Indulge yourself in a battle of wits in this boisterous comedy set in Padua. The play follows the lives of two young men, hopeful Lucentio and manipulative Petruchio and two daughters of a wealthy merchant. While the oldest daughter Katharina is described as hot-tempered, “curst and shrewd”, the youngest daughter Bianca appears to be subservient and demure, winning her father’s affections. When Lucentio declares his love to Bianca, he discovers an obstacle to their happiness. According to the old tradition the eldest daughter must wed first. Seduced by the size of the dowry, Petruchio arranges to marry Katherine against her will. From bizarre wedding ceremony to unorthodox honeymoon, self-proclaimed shrew-tamer Petruchio is trying to break his wife’s spirit through emotional abuse. However, he is confronted by an acid-tongued Katherine who despises his sexist remarks and rebels against patriarchal culture and female obedience. Despite its controversial reputation for portrayal of abusive behaviour and misogynistic attitude toward women, the play represents a double satire on both sexes.

The Original Folk and Fairy Tales by Jacob Grimm and Wilhelm Grimm


Image credit: Penguin Publishers

From Hansel and Gretel to Cinderella, the collection of fairy tales have earned its world-wide reputation, inspiring countless live-action, animation and stage adaptations. Through magical adventures, Grimms’ stories have instilled moral values in many generations. An all-age crowd pleaser, the book has an ability to transport any adult back to their childhood.

Murder on The Orient Express by Agatha Christie


Image credit: Dombrowski

One of the best-known gems in Agatha Christie’s collection of crime stories, this novel presents a mind-boggling case to be solved aboard a luxurious train travelling across Europe. When the snowstorm stops the Orient Express in its tracks, the passengers start to fear for their safety. However, they soon find that the bitter cold might be the least of their worries, when one of their travel companions is stabbed to death. The mystery surrounding the murder intrigues the Belgian detective, who promptly launches his own investigation. Capitalising on adverse weather conditions, Hercule Poirot makes the most of his captive audience by juggling the clues and the interviews with the most eccentric suspects.

Shirley by Charlotte Brontë

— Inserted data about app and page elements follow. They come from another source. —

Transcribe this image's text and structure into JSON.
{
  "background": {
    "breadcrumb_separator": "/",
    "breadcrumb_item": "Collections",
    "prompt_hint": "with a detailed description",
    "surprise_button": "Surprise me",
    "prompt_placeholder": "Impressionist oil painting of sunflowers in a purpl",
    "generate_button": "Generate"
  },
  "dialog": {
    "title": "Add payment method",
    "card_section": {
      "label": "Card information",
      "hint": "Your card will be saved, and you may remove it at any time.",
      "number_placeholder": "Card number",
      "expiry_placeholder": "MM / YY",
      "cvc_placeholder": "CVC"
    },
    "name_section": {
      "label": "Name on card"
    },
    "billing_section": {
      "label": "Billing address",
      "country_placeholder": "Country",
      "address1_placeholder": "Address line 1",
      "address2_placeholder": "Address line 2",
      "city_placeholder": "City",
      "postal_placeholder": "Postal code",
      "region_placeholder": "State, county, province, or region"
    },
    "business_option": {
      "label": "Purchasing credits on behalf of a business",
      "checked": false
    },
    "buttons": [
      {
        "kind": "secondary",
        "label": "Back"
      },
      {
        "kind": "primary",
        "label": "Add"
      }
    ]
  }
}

Image credit: Kindle

In 1848, after revolutionising Gothic literature, Charlotte Brontë decides to turn her pen to historical fiction that focuses on "something real and unromantic as Monday morning.” Her new social novel becomes one of the most insightful fictional studies of industrial unrest with its divisive implications on workforce, gender roles and national identity at the turn of the century. Set during the Napoleonic wars, the story channels economic struggles through a stark contrast between its main characters- a feisty heiress to a great fortune and an orphan with no prospects in life- who find their lives inextricably entangled in a love square. This engrossing chronicle reaches a bittersweet climax as the poison of social status spreads its tentacles into the hearts and minds of the younger generation.

Rebecca by Daphne du Maurier


Image credit: Virago

This blood-curdling tale of terror and fear represents a recollection of chilling events that took place in the isolated country mansion in Cornwall. As the young bride of Maxim De Winter assumes her new responsibilities, she receives a cold reception from Mrs Danvers , a sinister housekeeper who goes to great lengths to preserve the distant memory of the former mistress of the house. The remote coastal setting contributes to the feeling of unease and imminent danger for Mrs de Winter filling her with the suspicion of foul play. Will she ever discover what lurks behind the grand estate of Manderley or is she destined to live in the shadow of her mysterious predecessor?

Facebook Google Reddit Twitter Pinterest